The American soprano, Melissa Fogarty, has earned awards including the Adams Fellowship at the Carmel Bach Festival and the Giorgio Cini Foundation Fellowship for study in Venice. She recently was a finalist in the 2008 vocal competition sponsored by Classical Singer magazine. Her wide range of musical experience began with appearances as child soloist at the Metropolitan Opera (including the Shepherd in Tosca in a telecast with Luciano Pavarotti and Montserrat Caballé), New York City Opera (the major role of Marcantonio in the New York premiere of Dominick Argento’s Casanova’s Homecoming), and Sarasota Opera (Flora in Benjamin Britten’s Turn of the Screw). She received a Bachelor of Music Degree in Applied Voice from the Eastman School of Music, and her eclectic resume grew to embrace such diverse genres as rock, Klezmer, and musical theatre, in addition to classical repertoire.
Hailed by The New York Times for her “delirious abandon” onstage, versatile soprano Melissa Fogarty has been enjoying a banner year in both opera and concert.
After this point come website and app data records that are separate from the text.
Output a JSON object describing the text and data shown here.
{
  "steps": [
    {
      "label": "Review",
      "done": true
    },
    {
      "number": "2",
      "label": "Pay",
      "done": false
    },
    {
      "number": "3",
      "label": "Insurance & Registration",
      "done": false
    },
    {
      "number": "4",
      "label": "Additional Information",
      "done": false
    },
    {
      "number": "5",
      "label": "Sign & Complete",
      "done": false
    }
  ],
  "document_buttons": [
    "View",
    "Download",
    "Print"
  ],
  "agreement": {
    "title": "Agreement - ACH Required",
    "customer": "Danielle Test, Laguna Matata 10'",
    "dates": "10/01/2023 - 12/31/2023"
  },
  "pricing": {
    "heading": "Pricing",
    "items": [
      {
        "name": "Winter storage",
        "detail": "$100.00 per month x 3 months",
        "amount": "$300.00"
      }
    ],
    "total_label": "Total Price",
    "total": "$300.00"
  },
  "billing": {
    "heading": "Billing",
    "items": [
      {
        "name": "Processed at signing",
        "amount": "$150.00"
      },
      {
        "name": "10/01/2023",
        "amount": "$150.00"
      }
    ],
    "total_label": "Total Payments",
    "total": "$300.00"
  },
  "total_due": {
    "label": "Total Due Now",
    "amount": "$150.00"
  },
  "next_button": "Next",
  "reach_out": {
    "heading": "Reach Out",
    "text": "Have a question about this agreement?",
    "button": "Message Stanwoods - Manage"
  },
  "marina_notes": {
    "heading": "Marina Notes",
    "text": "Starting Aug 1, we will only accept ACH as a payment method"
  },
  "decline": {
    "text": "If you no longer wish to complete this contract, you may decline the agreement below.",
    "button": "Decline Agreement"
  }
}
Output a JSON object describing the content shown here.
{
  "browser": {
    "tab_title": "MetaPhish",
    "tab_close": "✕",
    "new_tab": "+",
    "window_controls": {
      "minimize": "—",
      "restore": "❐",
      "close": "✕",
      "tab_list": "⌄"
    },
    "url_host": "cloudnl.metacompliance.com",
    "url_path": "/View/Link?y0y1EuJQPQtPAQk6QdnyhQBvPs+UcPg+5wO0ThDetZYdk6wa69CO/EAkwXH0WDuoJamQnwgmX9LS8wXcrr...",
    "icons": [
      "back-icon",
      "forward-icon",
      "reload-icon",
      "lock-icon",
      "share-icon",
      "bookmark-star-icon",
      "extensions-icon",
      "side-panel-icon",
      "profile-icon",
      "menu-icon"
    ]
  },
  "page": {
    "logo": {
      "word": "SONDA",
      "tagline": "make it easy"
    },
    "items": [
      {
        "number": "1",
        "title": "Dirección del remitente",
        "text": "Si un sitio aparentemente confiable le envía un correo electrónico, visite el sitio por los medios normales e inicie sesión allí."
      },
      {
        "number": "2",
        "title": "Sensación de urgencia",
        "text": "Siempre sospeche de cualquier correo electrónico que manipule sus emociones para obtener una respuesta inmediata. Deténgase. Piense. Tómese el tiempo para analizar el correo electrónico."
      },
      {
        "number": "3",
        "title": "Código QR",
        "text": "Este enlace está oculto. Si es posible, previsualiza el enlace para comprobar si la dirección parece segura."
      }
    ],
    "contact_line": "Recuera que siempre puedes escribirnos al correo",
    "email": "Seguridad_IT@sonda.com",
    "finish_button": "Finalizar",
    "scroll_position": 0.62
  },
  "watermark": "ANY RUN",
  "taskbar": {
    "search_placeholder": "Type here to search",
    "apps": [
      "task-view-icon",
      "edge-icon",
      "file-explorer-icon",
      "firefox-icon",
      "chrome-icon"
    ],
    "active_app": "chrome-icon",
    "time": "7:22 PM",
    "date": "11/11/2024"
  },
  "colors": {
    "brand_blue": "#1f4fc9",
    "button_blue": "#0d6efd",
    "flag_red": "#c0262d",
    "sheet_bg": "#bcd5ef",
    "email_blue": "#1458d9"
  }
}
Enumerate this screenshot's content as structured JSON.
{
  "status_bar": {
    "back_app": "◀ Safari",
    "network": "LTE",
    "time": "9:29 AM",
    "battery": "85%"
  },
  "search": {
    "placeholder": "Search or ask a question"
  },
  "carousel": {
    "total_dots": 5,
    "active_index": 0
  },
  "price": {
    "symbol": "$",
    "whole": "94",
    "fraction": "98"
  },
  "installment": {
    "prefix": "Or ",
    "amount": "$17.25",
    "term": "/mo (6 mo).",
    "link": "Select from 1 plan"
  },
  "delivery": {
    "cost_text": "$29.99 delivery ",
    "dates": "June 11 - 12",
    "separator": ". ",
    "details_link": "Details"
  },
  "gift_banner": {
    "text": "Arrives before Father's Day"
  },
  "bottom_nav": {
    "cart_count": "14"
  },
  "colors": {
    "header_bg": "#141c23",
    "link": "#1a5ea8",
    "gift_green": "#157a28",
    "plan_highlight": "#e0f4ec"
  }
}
In March (2008), she made an auspicious debut at New York City Opera, in the leading role of Soprano I (Cupid/Venus/Honor) in Mark Morris’s production of Purcell’s King Arthur, conducted by Jane Glover. April brought a return engagement with the Seattle Baroque Orchestra at Benaroya Hall, where Ms. Fogarty starred as Serpina in a semi-staging of Pergolesi’s La serva padrona and was cited by the Seattle Post-Intelligencer for her “bright attractive soprano and ample technique.”
In May (2008), Melissa Fogarty impressed public and critics alike in VOX, City Opera’s annual showcase of new American operas, performing Dice Thrown, a virtuosic one-woman "aleatoric soundscape" by John King, and participating in a roundtable discussion on singing new music, with renowned colleagues Lauren Flanigan and Emily Pulley. Only weeks later, at Symphony Space, she performed the world premiere of the demanding new song cycle A Field Manual, written especially for her, baritone Chris Pedro Trakas, and the Fireworks Ensemble by Pulitzer Prize-winning composer David Del Tredici. On June 24, she will give another world premiere: Christopher James’s Five Sappho Fragments, for soprano and chamber orchestra, with the esteemed new music ensemble North/South Consonance, conducted by Max Lifchitz.
A favorite of David Del Tredici, Melissa Fogarty figured prominently in his 70th Birthday celebrations in 2007. She performed his dazzling song cycle Miz Inez Sez (with the composer at the piano) at Sarah Lawrence College, his flamboyant monodrama Dracula at Brooklyn Conservatory, and his Grammy Award-nominated Paul Revere's Ride with the Canticum Novum Singers. Sought after by numerous other composers and new music groups, Melissa Fogarty has also recently performed of The New Math(s) by Louis Andriessen with the highly regarded ensemble Sequitur at Merkin Concert Hall and roles in new operas by Sorrel Hayes, Marc Lowenstein, and Tom Schnauber in City Opera’s 2007 and 2008 VOX festivals.
Melissa Fogarty is also much in demand for her lively and elegant interpretations of Baroque and Classical-period music. Her many credits in this repertoire include Clorinda in Monteverdi’s Combattimento di Tancredi e Clorinda with New York’s Metropolis Ensemble (2006); La Poésie in Charpentier’s Les Arts florissants with Concert Royal in New York and Dallas (2002), Oberto in Georg Frideric Handel’s Alcina with New York’s Vertical Player Repertory company (2001, 2002), the Israelitish Woman in G.F. Handel’s Judas Maccabeus and soprano soloist in J.S. Bach’s Christmas Oratorio (BWV 248) with the Saint Paul Chamber Orchestra at Columbia University (2000); and other roles with New York Collegium, Teatro Bacchino in San Francisco, the Berkeley Early Music Festival, and the Yale Center for British Arts.
In 2006, Melissa Fogarty was honored with an Outmusic Award for “Best Solo Debut - Female” for her cantata album Handel: Scorned and Betrayed (Albany Records). The distinguished singer/musicologist Julianne Baird commented, “Melissa Fogarty’s depiction of these strong-willed, decisive women of history is red-blooded, exciting, and passionate. She brings to bear an exquisite sense of style for this repertoire.” Her other recordings include Alessandro Scarlatti’s Agar et Ismaele esiliati with the Seattle Baroque Orchestra (Centaur Records) and Forbidden Dance with Ensemble for the Seicento, an album of 17th-century music in which she both sings and plays the Baroque guitar (Musicians Showcase).